The WB - Roswell - Smallville - Buffy - Angel - EverwoodThe CW (formerly The WB and UPN) is a force to be reckoned in the world of teen drama. I watched a good number of their shows, back when I was a more appropriate age to be watching teen dramas, and they’ve definitely left a lasting impact.

Vampires before they sparkled

Angel and Buffy

Buffy Summers (Sarah Michelle Gellar) and Angel (David Boreanaz)

Attractive young adults in a show about vampires? No frickin’ way.

Before The Vampire Diaries TV series, there was Buffy the Vampire Slayer and Angel. I started out somewhat interested in Buffy, but I didn’t get sucked into Joss Whedon’s Buffyverse until the Angel spin-off. I watched both shows religiously even after Buffy was booted from The WB lineup to second string on UPN.
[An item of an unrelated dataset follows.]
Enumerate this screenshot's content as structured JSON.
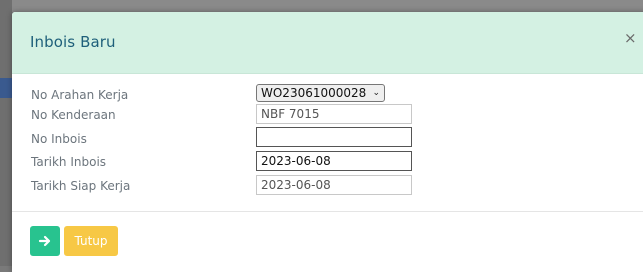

Though I watched all nine seasons of How I Met Your Mother, I’ll always remember Alyson Hannigan and Alexis Denisof as Willow and Wesley (before Lily and Sandy Rivers). At E3 (don’t ask me how I got in), I once awkwardly shook Eliza Dushku’s hand: the most interaction I’ve had with a Hollywood celebrity in all my years living in and around Los Angeles (unless you count walking past Ashton Kutcher a few times on the way to and from the restroom on the set of Jobs).

Beside the paranormal setting, what I love about these two shows is the sometimes-ridiculous character banter, and how no character gets to be cool 100% of the time. When a character’s cool-meter gets close to being full, the writers have something comical happen to him or her (I’ve noticed people other than Whedon doing this, a recent example being Ronan in Guardians of the Galaxy—the humor in Guardians reminded me so much of Whedon I had to double check to see that he wasn’t involved).

So, if the characters in my novels have borderline-annoying back-and-forth conversations, and something embarrassing happens to my protagonist when he or she is trying to be cool, you probably have Joss Whedon to blame. Luckily, I didn’t watch Firefly until after I finished several drafts of my novel. Otherwise, it might have been too Whedoned-out. Continue reading